May is here and the weather is beginning to look up at last. The hills are verdant and the swallows and storks have returned and I was reminded of two poems my dad taught me which I will pass on to you. There are a lot of differences between British and American English, in grammar, spelling, (The latter of which is more logical in American English thanks to Weber's Standardisation) and accent. Accent is something that isn't really taught these days so long as 'pronunciation doesn't impair comprehension', neither is it talked about although it is one of the things that makes a language rich. So FYI the first poem highlights one regional American accent: The Bronx.
SPRING IN THE BRONX
ee Cummings or Ogden Nash or Anon

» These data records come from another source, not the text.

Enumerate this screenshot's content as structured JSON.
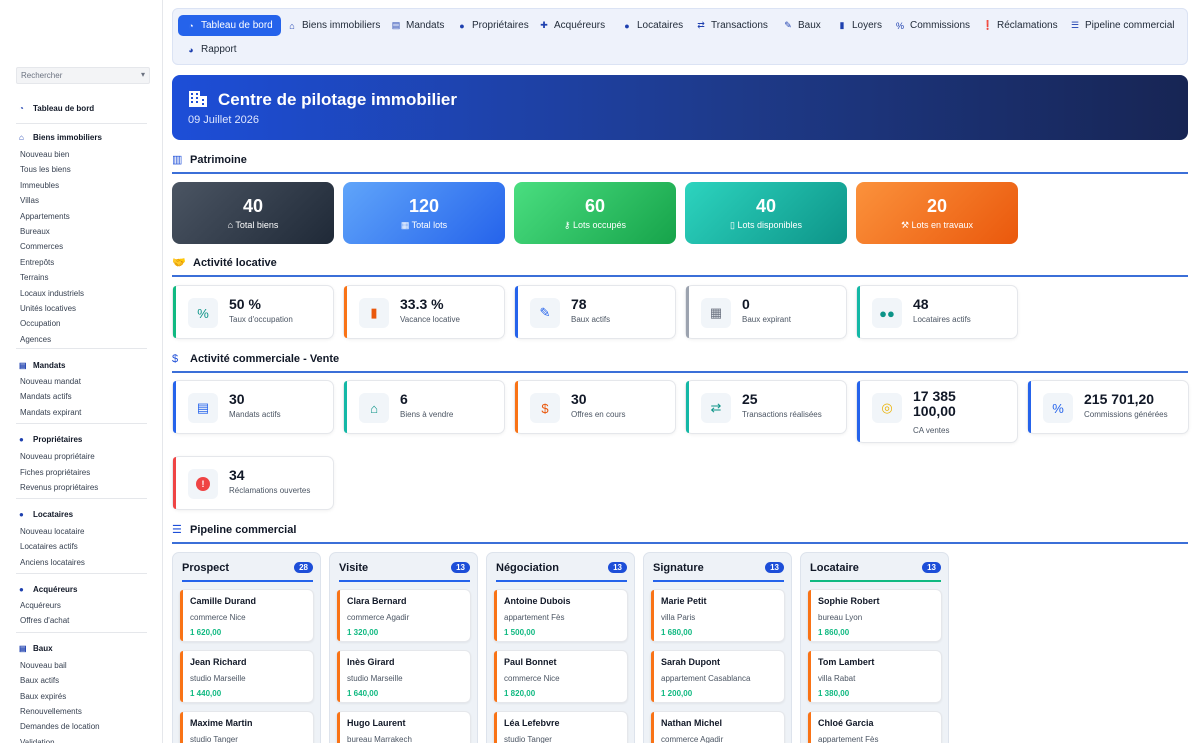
{
  "sidebar": {
    "search_placeholder": "Rechercher",
    "dashboard": "Tableau de bord",
    "groups": [
      {
        "title": "Biens immobiliers",
        "items": [
          "Nouveau bien",
          "Tous les biens",
          "Immeubles",
          "Villas",
          "Appartements",
          "Bureaux",
          "Commerces",
          "Entrepôts",
          "Terrains",
          "Locaux industriels",
          "Unités locatives",
          "Occupation",
          "Agences"
        ]
      },
      {
        "title": "Mandats",
        "items": [
          "Nouveau mandat",
          "Mandats actifs",
          "Mandats expirant"
        ]
      },
      {
        "title": "Propriétaires",
        "items": [
          "Nouveau propriétaire",
          "Fiches propriétaires",
          "Revenus propriétaires"
        ]
      },
      {
        "title": "Locataires",
        "items": [
          "Nouveau locataire",
          "Locataires actifs",
          "Anciens locataires"
        ]
      },
      {
        "title": "Acquéreurs",
        "items": [
          "Acquéreurs",
          "Offres d'achat"
        ]
      },
      {
        "title": "Baux",
        "items": [
          "Nouveau bail",
          "Baux actifs",
          "Baux expirés",
          "Renouvellements",
          "Demandes de location",
          "Validation"
        ]
      }
    ]
  },
  "nav": [
    "Tableau de bord",
    "Biens immobiliers",
    "Mandats",
    "Propriétaires",
    "Acquéreurs",
    "Locataires",
    "Transactions",
    "Baux",
    "Loyers",
    "Commissions",
    "Réclamations",
    "Pipeline commercial",
    "Rapport"
  ],
  "hero": {
    "title": "Centre de pilotage immobilier",
    "date": "09 Juillet 2026"
  },
  "sections": {
    "patrimoine": "Patrimoine",
    "locative": "Activité locative",
    "commerciale": "Activité commerciale - Vente",
    "pipeline": "Pipeline commercial"
  },
  "patrimoine": [
    {
      "value": "40",
      "label": "Total biens",
      "icon": "home-icon",
      "color": "#2d3748"
    },
    {
      "value": "120",
      "label": "Total lots",
      "icon": "grid-icon",
      "color": "#3b82f6"
    },
    {
      "value": "60",
      "label": "Lots occupés",
      "icon": "key-icon",
      "color": "#22c55e"
    },
    {
      "value": "40",
      "label": "Lots disponibles",
      "icon": "door-icon",
      "color": "#14b8a6"
    },
    {
      "value": "20",
      "label": "Lots en travaux",
      "icon": "wrench-icon",
      "color": "#f97316"
    }
  ],
  "locative": [
    {
      "value": "50 %",
      "label": "Taux d'occupation",
      "icon": "percent-icon",
      "bar": "#10b981"
    },
    {
      "value": "33.3 %",
      "label": "Vacance locative",
      "icon": "door-open-icon",
      "bar": "#f97316"
    },
    {
      "value": "78",
      "label": "Baux actifs",
      "icon": "signature-icon",
      "bar": "#2563eb"
    },
    {
      "value": "0",
      "label": "Baux expirant",
      "icon": "calendar-icon",
      "bar": "#9ca3af"
    },
    {
      "value": "48",
      "label": "Locataires actifs",
      "icon": "users-icon",
      "bar": "#14b8a6"
    }
  ],
  "commerciale": [
    {
      "value": "30",
      "label": "Mandats actifs",
      "icon": "contract-icon",
      "bar": "#2563eb"
    },
    {
      "value": "6",
      "label": "Biens à vendre",
      "icon": "house-icon",
      "bar": "#14b8a6"
    },
    {
      "value": "30",
      "label": "Offres en cours",
      "icon": "hand-money-icon",
      "bar": "#f97316"
    },
    {
      "value": "25",
      "label": "Transactions réalisées",
      "icon": "handshake-icon",
      "bar": "#14b8a6"
    },
    {
      "value": "17 385\n100,00",
      "label": "CA ventes",
      "icon": "coins-icon",
      "bar": "#2563eb"
    },
    {
      "value": "215 701,20",
      "label": "Commissions générées",
      "icon": "percent-icon",
      "bar": "#2563eb"
    },
    {
      "value": "34",
      "label": "Réclamations ouvertes",
      "icon": "alert-icon",
      "bar": "#ef4444"
    }
  ],
  "pipeline": [
    {
      "title": "Prospect",
      "count": "28",
      "underline": "#2563eb",
      "cards": [
        {
          "name": "Camille Durand",
          "desc": "commerce Nice",
          "price": "1 620,00",
          "bar": "#f97316"
        },
        {
          "name": "Jean Richard",
          "desc": "studio Marseille",
          "price": "1 440,00",
          "bar": "#f97316"
        },
        {
          "name": "Maxime Martin",
          "desc": "studio Tanger",
          "price": "",
          "bar": "#f97316"
        }
      ]
    },
    {
      "title": "Visite",
      "count": "13",
      "underline": "#2563eb",
      "cards": [
        {
          "name": "Clara Bernard",
          "desc": "commerce Agadir",
          "price": "1 320,00",
          "bar": "#f97316"
        },
        {
          "name": "Inès Girard",
          "desc": "studio Marseille",
          "price": "1 640,00",
          "bar": "#f97316"
        },
        {
          "name": "Hugo Laurent",
          "desc": "bureau Marrakech",
          "price": "",
          "bar": "#f97316"
        }
      ]
    },
    {
      "title": "Négociation",
      "count": "13",
      "underline": "#2563eb",
      "cards": [
        {
          "name": "Antoine Dubois",
          "desc": "appartement Fès",
          "price": "1 500,00",
          "bar": "#f97316"
        },
        {
          "name": "Paul Bonnet",
          "desc": "commerce Nice",
          "price": "1 820,00",
          "bar": "#f97316"
        },
        {
          "name": "Léa Lefebvre",
          "desc": "studio Tanger",
          "price": "",
          "bar": "#f97316"
        }
      ]
    },
    {
      "title": "Signature",
      "count": "13",
      "underline": "#2563eb",
      "cards": [
        {
          "name": "Marie Petit",
          "desc": "villa Paris",
          "price": "1 680,00",
          "bar": "#f97316"
        },
        {
          "name": "Sarah Dupont",
          "desc": "appartement Casablanca",
          "price": "1 200,00",
          "bar": "#f97316"
        },
        {
          "name": "Nathan Michel",
          "desc": "commerce Agadir",
          "price": "",
          "bar": "#f97316"
        }
      ]
    },
    {
      "title": "Locataire",
      "count": "13",
      "underline": "#10b981",
      "cards": [
        {
          "name": "Sophie Robert",
          "desc": "bureau Lyon",
          "price": "1 860,00",
          "bar": "#f97316"
        },
        {
          "name": "Tom Lambert",
          "desc": "villa Rabat",
          "price": "1 380,00",
          "bar": "#f97316"
        },
        {
          "name": "Chloé Garcia",
          "desc": "appartement Fès",
          "price": "",
          "bar": "#f97316"
        }
      ]
    }
  ]
}
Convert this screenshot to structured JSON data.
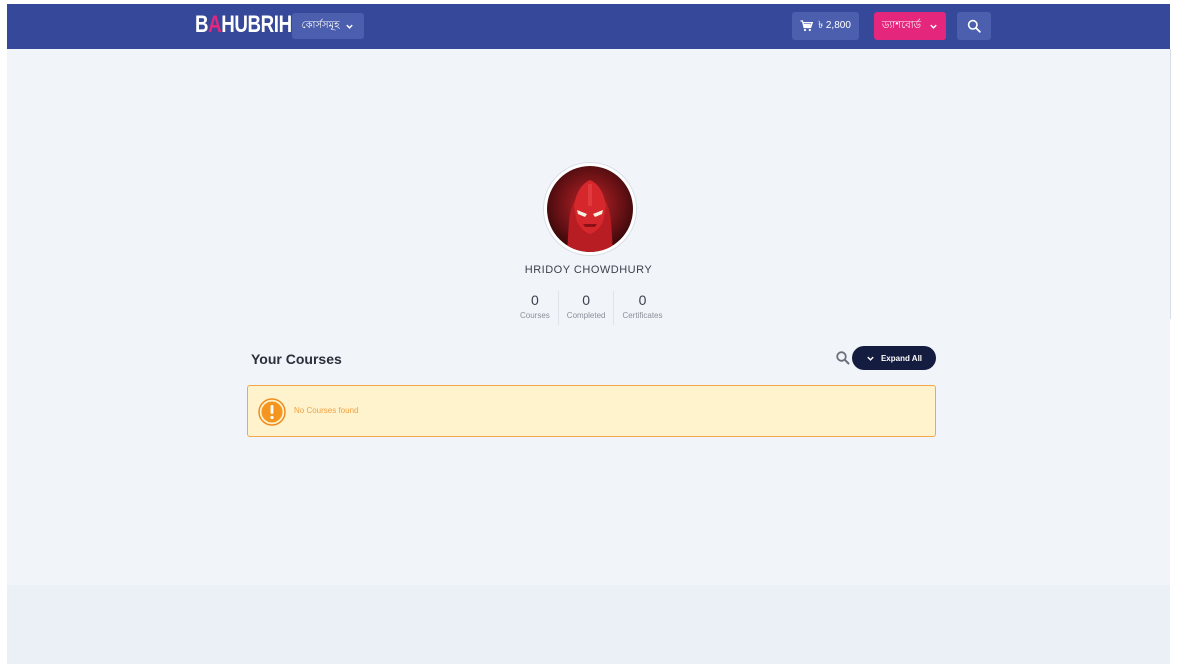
{
  "header": {
    "logo_text_before": "B",
    "logo_text_accent": "A",
    "logo_text_after": "HUBRIHI",
    "courses_menu_label": "কোর্সসমূহ",
    "cart_amount": "৳ 2,800",
    "dashboard_label": "ড্যাশবোর্ড"
  },
  "profile": {
    "name": "HRIDOY CHOWDHURY",
    "stats": [
      {
        "value": "0",
        "label": "Courses"
      },
      {
        "value": "0",
        "label": "Completed"
      },
      {
        "value": "0",
        "label": "Certificates"
      }
    ]
  },
  "courses": {
    "title": "Your Courses",
    "expand_label": "Expand All",
    "empty_message": "No Courses found"
  },
  "colors": {
    "navbar": "#35489a",
    "brand_pink": "#e5267d",
    "expand_button": "#141c3f",
    "alert_bg": "#fff3cd",
    "alert_border": "#f3a64a"
  },
  "icons": {
    "cart": "cart-icon",
    "search": "search-icon",
    "chevron": "chevron-down-icon",
    "alert": "exclamation-icon"
  }
}
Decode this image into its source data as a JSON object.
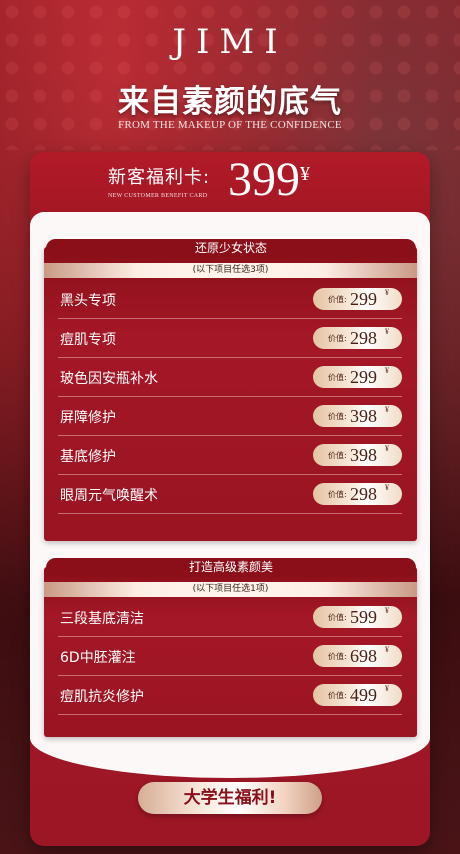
{
  "header": {
    "brand": "JIMI",
    "title": "来自素颜的底气",
    "subtitle": "FROM THE MAKEUP OF THE CONFIDENCE"
  },
  "card": {
    "label": "新客福利卡:",
    "price": "399",
    "currency": "¥",
    "subtext": "NEW CUSTOMER BENEFIT CARD"
  },
  "sections": [
    {
      "title": "还原少女状态",
      "note": "(以下项目任选3项)",
      "items": [
        {
          "name": "黑头专项",
          "price_label": "价值:",
          "price": "299",
          "currency": "¥"
        },
        {
          "name": "痘肌专项",
          "price_label": "价值:",
          "price": "298",
          "currency": "¥"
        },
        {
          "name": "玻色因安瓶补水",
          "price_label": "价值:",
          "price": "299",
          "currency": "¥"
        },
        {
          "name": "屏障修护",
          "price_label": "价值:",
          "price": "398",
          "currency": "¥"
        },
        {
          "name": "基底修护",
          "price_label": "价值:",
          "price": "398",
          "currency": "¥"
        },
        {
          "name": "眼周元气唤醒术",
          "price_label": "价值:",
          "price": "298",
          "currency": "¥"
        }
      ]
    },
    {
      "title": "打造高级素颜美",
      "note": "(以下项目任选1项)",
      "items": [
        {
          "name": "三段基底清洁",
          "price_label": "价值:",
          "price": "599",
          "currency": "¥"
        },
        {
          "name": "6D中胚灌注",
          "price_label": "价值:",
          "price": "698",
          "currency": "¥"
        },
        {
          "name": "痘肌抗炎修护",
          "price_label": "价值:",
          "price": "499",
          "currency": "¥"
        }
      ]
    }
  ],
  "footer": {
    "button_label": "大学生福利!"
  },
  "colors": {
    "primary_red": "#9f1623",
    "dark_red": "#8a0f19",
    "gold": "#e5c3a3",
    "cream": "#fbf8f7"
  }
}
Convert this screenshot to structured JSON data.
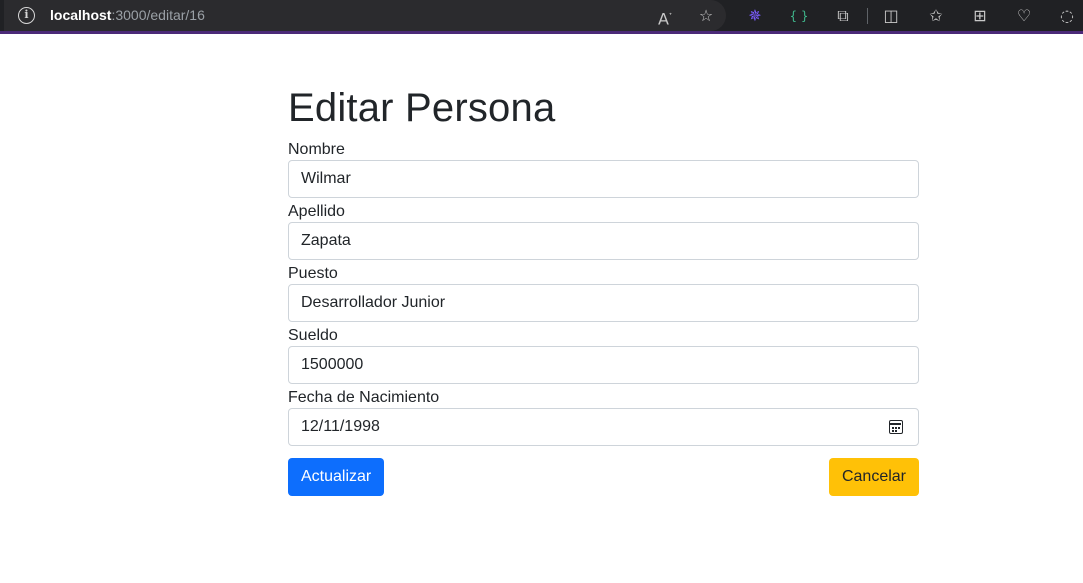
{
  "browser": {
    "url_host": "localhost",
    "url_path": ":3000/editar/16",
    "info_glyph": "i",
    "toolbar_icons": [
      "read-aloud-icon",
      "favorite-star-icon",
      "extension-color-icon",
      "extension-braces-icon",
      "extensions-puzzle-icon",
      "split-screen-icon",
      "favorites-icon",
      "collections-icon",
      "browser-essentials-icon",
      "copilot-icon"
    ]
  },
  "page": {
    "title": "Editar Persona"
  },
  "form": {
    "fields": [
      {
        "label": "Nombre",
        "value": "Wilmar"
      },
      {
        "label": "Apellido",
        "value": "Zapata"
      },
      {
        "label": "Puesto",
        "value": "Desarrollador Junior"
      },
      {
        "label": "Sueldo",
        "value": "1500000"
      },
      {
        "label": "Fecha de Nacimiento",
        "value": "12/11/1998"
      }
    ],
    "update_label": "Actualizar",
    "cancel_label": "Cancelar"
  },
  "colors": {
    "primary": "#0d6efd",
    "warning": "#ffc107",
    "text": "#212529",
    "border": "#ced4da",
    "browser_accent": "#4b2a78"
  }
}
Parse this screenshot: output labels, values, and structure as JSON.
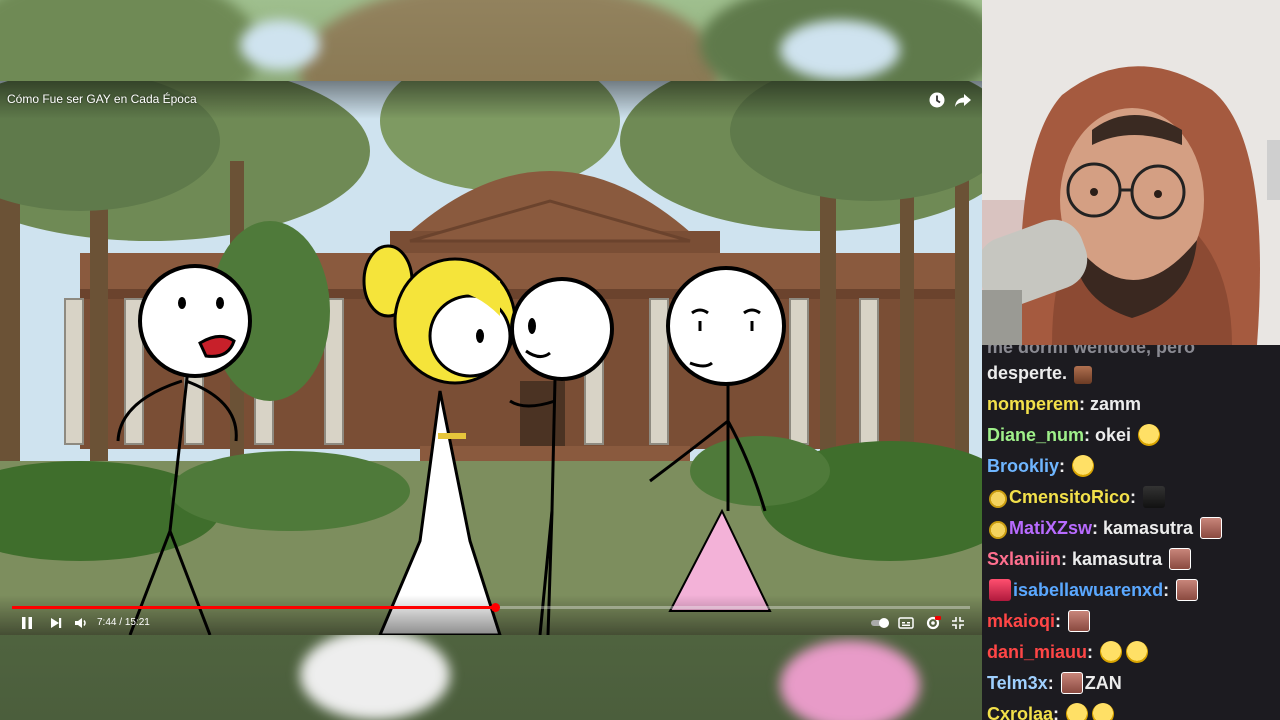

(Depending on who you ask!)
Spring has sprung,
the grass has ris,
I wonder where all the boidies is?
They's on the wing,
but that's absoid,
the wings is on the little boid!
boid = bird
absoid = absurd
You can probably spot the grammatical errors here (there are 4) - I hope you can anyway! They are representative of the very distinct Bronx accent. (I have seen many longer versions but this is what I learnt as a kid!)
|The Bronx is a suburb of New York City|
SPRINGTIME IN THE ROCKIES
'Twas springtime in the Rockies
and the snow was raining fast,
when a barefooted girl with shoes on
came slowly running past.
She turned straight round a corner,
to see a dead donkey die,
took out a pistol to stab it
and got kicked in the eye.
This is a poem of contradictions - when one thing is the opposite of the other and cancels it out. Can you find 6? This apparently isn't even an American poem but something to do with the Welsh infantry! The Rocky Mountains are in the U.S. at least!
The Rocky Mountains, U.S.A.